### AIM OF THE TASK
Look through the records and copy each line that has "date" in it.

### GIVEN DATA
------------------------
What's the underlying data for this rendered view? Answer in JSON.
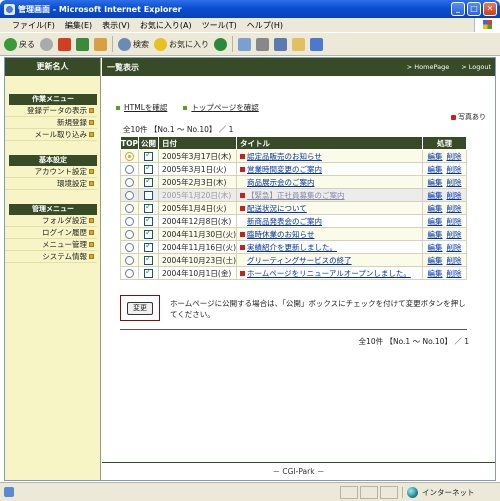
{
  "window": {
    "title": "管理画面 - Microsoft Internet Explorer"
  },
  "menu": [
    "ファイル(F)",
    "編集(E)",
    "表示(V)",
    "お気に入り(A)",
    "ツール(T)",
    "ヘルプ(H)"
  ],
  "toolbar": {
    "back": "戻る",
    "search": "検索",
    "favorites": "お気に入り"
  },
  "sidebar": {
    "header": "更新名人",
    "sections": [
      {
        "title": "作業メニュー",
        "items": [
          "登録データの表示",
          "新規登録",
          "メール取り込み"
        ]
      },
      {
        "title": "基本設定",
        "items": [
          "アカウント設定",
          "環境設定"
        ]
      },
      {
        "title": "管理メニュー",
        "items": [
          "フォルダ設定",
          "ログイン履歴",
          "メニュー管理",
          "システム情報"
        ]
      }
    ]
  },
  "main": {
    "title": "一覧表示",
    "top_links": [
      "> HomePage",
      "> Logout"
    ],
    "quick_links": [
      "HTMLを確認",
      "トップページを確認"
    ],
    "photo_note": "写真あり",
    "count_text": "全10件 【No.1 ～ No.10】 ／ 1",
    "columns": [
      "TOP",
      "公開",
      "日付",
      "タイトル",
      "処理"
    ],
    "actions": [
      "編集",
      "削除"
    ],
    "rows": [
      {
        "top": true,
        "public": true,
        "date": "2005年3月17日(木)",
        "title": "認定品販売のお知らせ",
        "photo": true,
        "grey": false
      },
      {
        "top": false,
        "public": true,
        "date": "2005年3月1日(火)",
        "title": "営業時間変更のご案内",
        "photo": true,
        "grey": false
      },
      {
        "top": false,
        "public": true,
        "date": "2005年2月3日(木)",
        "title": "商品展示会のご案内",
        "photo": false,
        "grey": false
      },
      {
        "top": false,
        "public": false,
        "date": "2005年1月20日(木)",
        "title": "【緊急】正社員募集のご案内",
        "photo": true,
        "grey": true
      },
      {
        "top": false,
        "public": true,
        "date": "2005年1月4日(火)",
        "title": "配送状況について",
        "photo": true,
        "grey": false
      },
      {
        "top": false,
        "public": true,
        "date": "2004年12月8日(水)",
        "title": "新商品発表会のご案内",
        "photo": false,
        "grey": false
      },
      {
        "top": false,
        "public": true,
        "date": "2004年11月30日(火)",
        "title": "臨時休業のお知らせ",
        "photo": true,
        "grey": false
      },
      {
        "top": false,
        "public": true,
        "date": "2004年11月16日(火)",
        "title": "実績紹介を更新しました。",
        "photo": true,
        "grey": false
      },
      {
        "top": false,
        "public": true,
        "date": "2004年10月23日(土)",
        "title": "グリーティングサービスの終了",
        "photo": false,
        "grey": false
      },
      {
        "top": false,
        "public": true,
        "date": "2004年10月1日(金)",
        "title": "ホームページをリニューアルオープンしました。",
        "photo": true,
        "grey": false
      }
    ],
    "submit_label": "変更",
    "submit_note": "ホームページに公開する場合は、「公開」ボックスにチェックを付けて変更ボタンを押してください。",
    "footer": "－ CGI-Park －"
  },
  "status": {
    "zone": "インターネット"
  }
}
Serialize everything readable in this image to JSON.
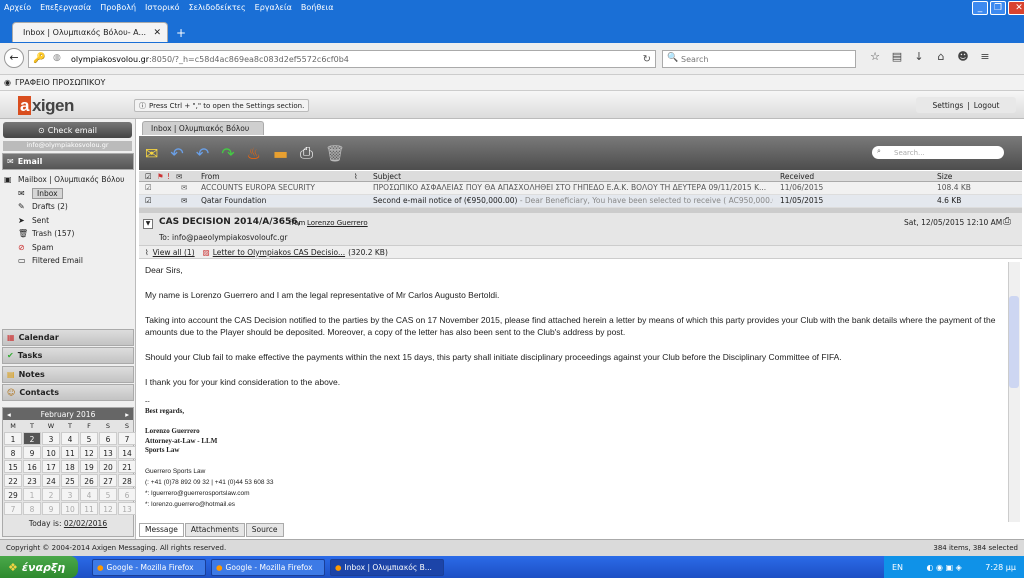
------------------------
### TASK RESULT
        "date": "2005年3月17日(木)",
        "date": "2005年3月1日(火)",
        "date": "2005年2月3日(木)",
        "date": "2005年1月20日(木)",
        "date": "2005年1月4日(火)",
        "date": "2004年12月8日(水)",
        "date": "2004年11月30日(火)",
        "date": "2004年11月16日(火)",
        "date": "2004年10月23日(土)",
        "date": "2004年10月1日(金)",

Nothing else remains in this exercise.